Look through the lines below for the word "content", and copy every line that has it.

==== EXTRACTED RECORDS

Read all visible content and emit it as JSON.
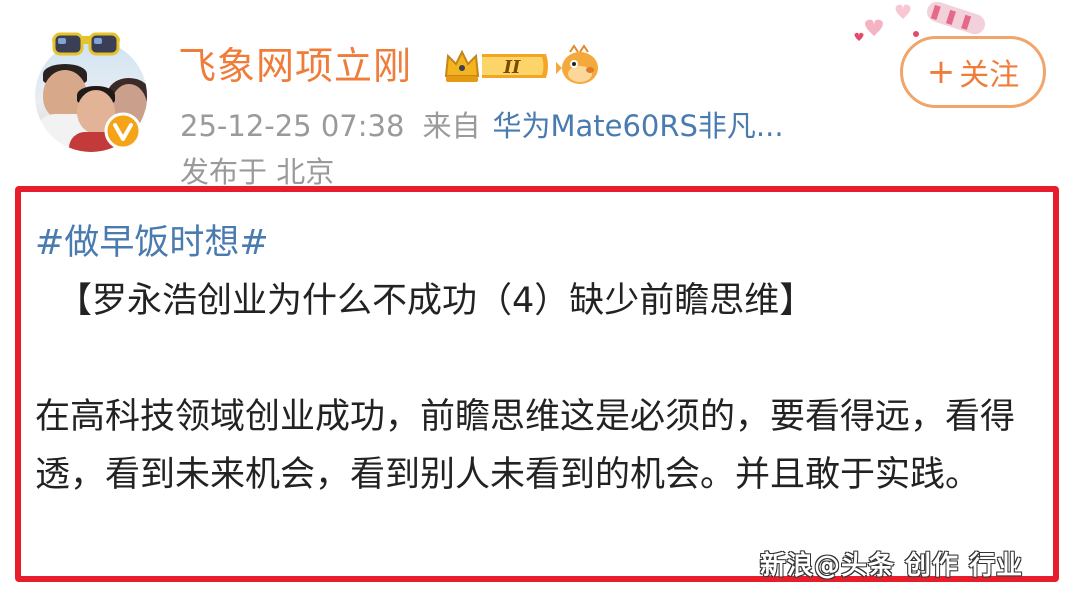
{
  "post": {
    "author": {
      "name": "飞象网项立刚",
      "level_badge": "II"
    },
    "meta": {
      "timestamp": "25-12-25 07:38",
      "source_prefix": "来自",
      "device": "华为Mate60RS非凡...",
      "location": "发布于 北京"
    },
    "follow_button": {
      "icon": "+",
      "label": "关注"
    },
    "content": {
      "hashtag": "#做早饭时想#",
      "title": "【罗永浩创业为什么不成功（4）缺少前瞻思维】",
      "body": "在高科技领域创业成功，前瞻思维这是必须的，要看得远，看得透，看到未来机会，看到别人未看到的机会。并且敢于实践。"
    }
  },
  "colors": {
    "username": "#f07c3a",
    "link": "#4a7bb0",
    "meta": "#9a9a9a",
    "highlight_border": "#e81d2c",
    "follow_border": "#f2a56b"
  },
  "icons": {
    "avatar_badge": "verified-v-icon",
    "crown": "crown-level-icon",
    "emoji": "pufferfish-emoji-icon",
    "decoration": "hearts-decoration-icon"
  }
}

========

ANSWER TO THE PROBLEM:
Read all visible content and emit it as JSON.
    "content": {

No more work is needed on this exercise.